The study presents the latest data retrieved from Cassini. One of the authors of the study, Christopher Glein, is a space scientist specializing in extraterrestrial chemical oceanography at the Southwest Research Institute. He wrote:

“We are, yet again, blown away by Enceladus.”

Glein says why the data about Enceladus is so amazing: they have “found organic molecules with masses above 200 atomic mass units. That’s over ten times heavier than methane.”

But what does that actually mean? He explains that these complex organic molecules that emanate from the moon’s liquid water ocean make Enceladus “the only body besides Earth known to simultaneously satisfy all of the basic requirements for life as we know it.”

Frank Postberg and Nozair Khawaja (University of Heidelberg, Germany) were the ones that identified the molecules that the Cassini spacecraft detected on the surface of Enceladus’ icy shell. Postberg said that “it is the first ever detection of complex organics coming from an extraterrestrial waterworld.”

The European Space Agency (ESA) wrote that the spacecraft helped scientists learn that it Enceladus could harbor life in its oceans:

“This is the most recent in a long series of discoveries made by Cassini that have been painting Enceladus as a potentially habitable waterworld.”

Postberg believes that the molecules were born in the warm temperatures of the moon’s core, and the high pressures made them get to the surface of the water.

The Cassini mission ended in 2017, as a collaboration between the ESA, the US Aeronautics and Space Administration (NASA) and the Italian Space Agency (ASI).

Enceladus might show signs that it can harbor life, but humans wouldn’t survive there. The temperatures of the moon reach only -198 degrees C (-324 F), so don’t get ready to pack your bags yet!

Rex Austin

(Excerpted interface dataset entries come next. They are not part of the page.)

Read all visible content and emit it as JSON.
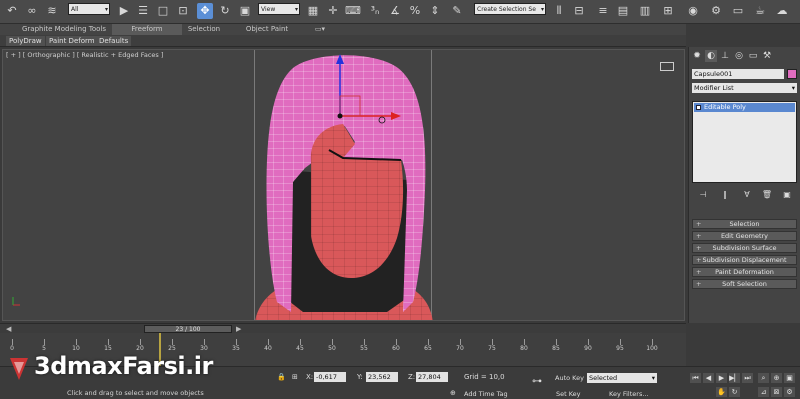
{
  "toolbar": {
    "filter_value": "All",
    "refcoord_value": "View",
    "selection_set_placeholder": "Create Selection Se"
  },
  "ribbon": {
    "tabs": [
      "Graphite Modeling Tools",
      "Freeform",
      "Selection",
      "Object Paint"
    ],
    "subtabs": [
      "PolyDraw",
      "Paint Deform",
      "Defaults"
    ]
  },
  "viewport": {
    "label": "[ + ] [ Orthographic ] [ Realistic + Edged Faces ]"
  },
  "command_panel": {
    "object_name": "Capsule001",
    "object_color": "#e06cbf",
    "modifier_list_label": "Modifier List",
    "stack_item": "Editable Poly",
    "rollouts": [
      "Selection",
      "Edit Geometry",
      "Subdivision Surface",
      "Subdivision Displacement",
      "Paint Deformation",
      "Soft Selection"
    ]
  },
  "time": {
    "slider_label": "23 / 100",
    "current_frame": 23,
    "ticks": [
      0,
      5,
      10,
      15,
      20,
      25,
      30,
      35,
      40,
      45,
      50,
      55,
      60,
      65,
      70,
      75,
      80,
      85,
      90,
      95,
      100
    ]
  },
  "status": {
    "x_value": "-0,617",
    "y_value": "23,562",
    "z_value": "27,804",
    "grid_text": "Grid = 10,0",
    "prompt_text": "Click and drag to select and move objects",
    "add_time_tag": "Add Time Tag",
    "auto_key_label": "Auto Key",
    "set_key_label": "Set Key",
    "key_mode_value": "Selected",
    "key_filters_label": "Key Filters...",
    "x_label": "X:",
    "y_label": "Y:",
    "z_label": "Z:"
  },
  "watermark": {
    "text": "3dmaxFarsi.ir"
  },
  "colors": {
    "selection_accent": "#5a88d0",
    "hair_pink": "#e06cbf",
    "body_red": "#d9585a",
    "wire": "#ffffff"
  }
}
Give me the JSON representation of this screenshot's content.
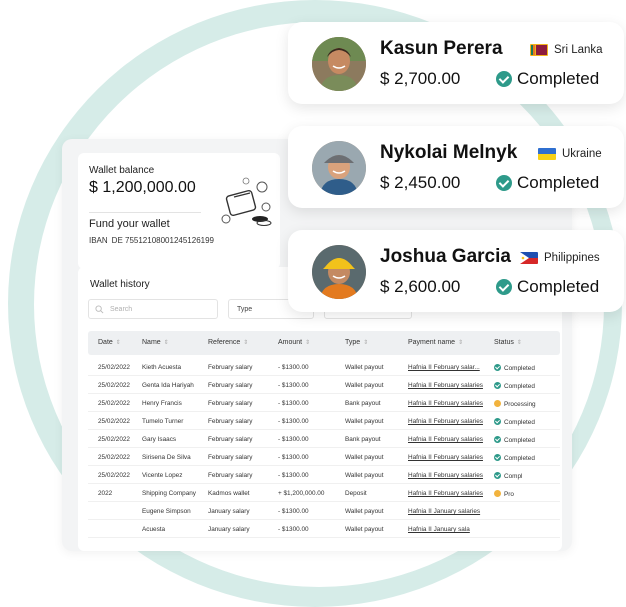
{
  "wallet": {
    "balance_label": "Wallet balance",
    "balance_amount": "$ 1,200,000.00",
    "fund_title": "Fund your wallet",
    "iban_label": "IBAN",
    "iban_value": "DE 75512108001245126199"
  },
  "history": {
    "title": "Wallet history",
    "search_placeholder": "Search",
    "filter_type": "Type",
    "columns": [
      "Date",
      "Name",
      "Reference",
      "Amount",
      "Type",
      "Payment name",
      "Status"
    ],
    "rows": [
      [
        "25/02/2022",
        "Kieth Acuesta",
        "February salary",
        "- $1300.00",
        "Wallet payout",
        "Hafnia II February salar...",
        "Completed"
      ],
      [
        "25/02/2022",
        "Genta Ida Hariyah",
        "February salary",
        "- $1300.00",
        "Wallet payout",
        "Hafnia II February salaries",
        "Completed"
      ],
      [
        "25/02/2022",
        "Henry Francis",
        "February salary",
        "- $1300.00",
        "Bank payout",
        "Hafnia II February salaries",
        "Processing"
      ],
      [
        "25/02/2022",
        "Tumelo Turner",
        "February salary",
        "- $1300.00",
        "Wallet payout",
        "Hafnia II February salaries",
        "Completed"
      ],
      [
        "25/02/2022",
        "Gary Isaacs",
        "February salary",
        "- $1300.00",
        "Bank payout",
        "Hafnia II February salaries",
        "Completed"
      ],
      [
        "25/02/2022",
        "Sirisena De Silva",
        "February salary",
        "- $1300.00",
        "Wallet payout",
        "Hafnia II February salaries",
        "Completed"
      ],
      [
        "25/02/2022",
        "Vicente Lopez",
        "February salary",
        "- $1300.00",
        "Wallet payout",
        "Hafnia II February salaries",
        "Compl"
      ],
      [
        "2022",
        "Shipping Company",
        "Kadmos wallet",
        "+ $1,200,000.00",
        "Deposit",
        "Hafnia II February salaries",
        "Pro"
      ],
      [
        "",
        "Eugene Simpson",
        "January salary",
        "- $1300.00",
        "Wallet payout",
        "Hafnia II January salaries",
        ""
      ],
      [
        "",
        "Acuesta",
        "January salary",
        "- $1300.00",
        "Wallet payout",
        "Hafnia II January sala",
        ""
      ]
    ],
    "row_status_kind": [
      "ok",
      "ok",
      "pend",
      "ok",
      "ok",
      "ok",
      "ok",
      "pend",
      "",
      ""
    ]
  },
  "payouts": [
    {
      "name": "Kasun Perera",
      "amount": "$ 2,700.00",
      "country": "Sri Lanka",
      "status": "Completed",
      "flag_icon": "sri-lanka-flag-icon"
    },
    {
      "name": "Nykolai Melnyk",
      "amount": "$ 2,450.00",
      "country": "Ukraine",
      "status": "Completed",
      "flag_icon": "ukraine-flag-icon"
    },
    {
      "name": "Joshua Garcia",
      "amount": "$ 2,600.00",
      "country": "Philippines",
      "status": "Completed",
      "flag_icon": "philippines-flag-icon"
    }
  ],
  "colors": {
    "accent": "#2e9a8a",
    "ring": "#d6ece8",
    "pending": "#f2b33d"
  }
}
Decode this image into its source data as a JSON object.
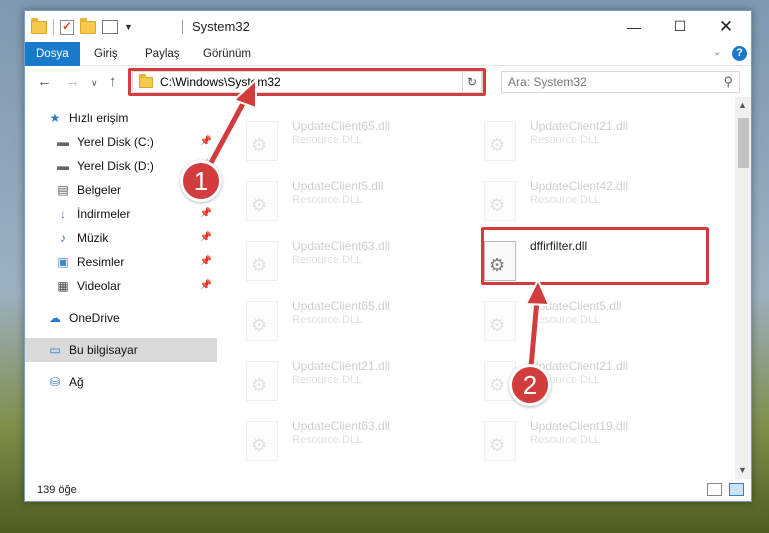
{
  "window": {
    "title": "System32"
  },
  "ribbon": {
    "tabs": [
      "Dosya",
      "Giriş",
      "Paylaş",
      "Görünüm"
    ]
  },
  "address": {
    "path": "C:\\Windows\\System32",
    "search_placeholder": "Ara: System32"
  },
  "nav": {
    "items": [
      {
        "label": "Hızlı erişim",
        "icon": "star-icon"
      },
      {
        "label": "Yerel Disk (C:)",
        "icon": "drive-icon",
        "pinned": true
      },
      {
        "label": "Yerel Disk (D:)",
        "icon": "drive-icon",
        "pinned": true
      },
      {
        "label": "Belgeler",
        "icon": "document-icon",
        "pinned": true
      },
      {
        "label": "İndirmeler",
        "icon": "download-icon",
        "pinned": true
      },
      {
        "label": "Müzik",
        "icon": "music-icon",
        "pinned": true
      },
      {
        "label": "Resimler",
        "icon": "pictures-icon",
        "pinned": true
      },
      {
        "label": "Videolar",
        "icon": "video-icon",
        "pinned": true
      },
      {
        "label": "OneDrive",
        "icon": "cloud-icon"
      },
      {
        "label": "Bu bilgisayar",
        "icon": "computer-icon",
        "selected": true
      },
      {
        "label": "Ağ",
        "icon": "network-icon"
      }
    ]
  },
  "files": {
    "left": [
      {
        "name": "UpdateClient65.dll",
        "type": "Resource DLL"
      },
      {
        "name": "UpdateClient5.dll",
        "type": "Resource DLL"
      },
      {
        "name": "UpdateClient63.dll",
        "type": "Resource DLL"
      },
      {
        "name": "UpdateClient65.dll",
        "type": "Resource DLL"
      },
      {
        "name": "UpdateClient21.dll",
        "type": "Resource DLL"
      },
      {
        "name": "UpdateClient63.dll",
        "type": "Resource DLL"
      }
    ],
    "right": [
      {
        "name": "UpdateClient21.dll",
        "type": "Resource DLL"
      },
      {
        "name": "UpdateClient42.dll",
        "type": "Resource DLL"
      },
      {
        "name": "dffirfilter.dll",
        "type": "",
        "highlighted": true
      },
      {
        "name": "UpdateClient5.dll",
        "type": "Resource DLL"
      },
      {
        "name": "UpdateClient21.dll",
        "type": "Resource DLL"
      },
      {
        "name": "UpdateClient19.dll",
        "type": "Resource DLL"
      }
    ]
  },
  "status": {
    "count": "139 öğe"
  },
  "annotations": {
    "badge1": "1",
    "badge2": "2",
    "color": "#d23c3c"
  }
}
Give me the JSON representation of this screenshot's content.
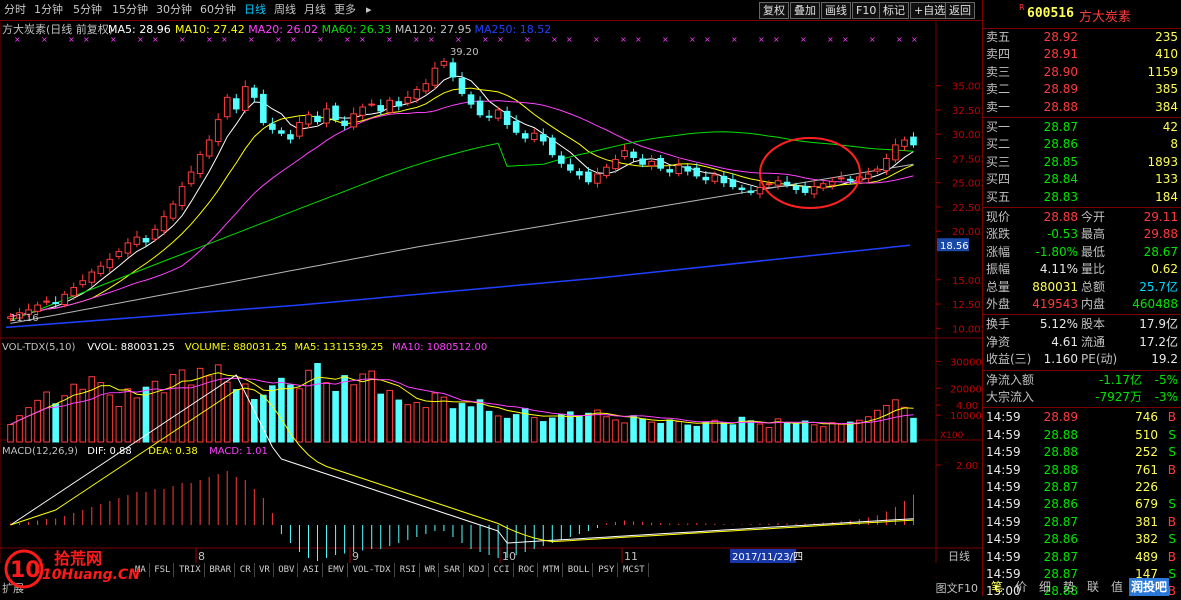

Rex Austinwas born and raised in Thunder Bay Ontario on the shores of Lake Superior. Apart from running his own podcast (Ice Fishing And Other “Cool” Things), he spends his time canoeing and backpacking in Northern Ontario.. As a journalist Rex has published stories for Global News (Thunder Bay) we well as Buzz Feed and Joystiq. As a contributor to Great Lakes Ledger, Rex most covers science and health stories. Contact Rexhere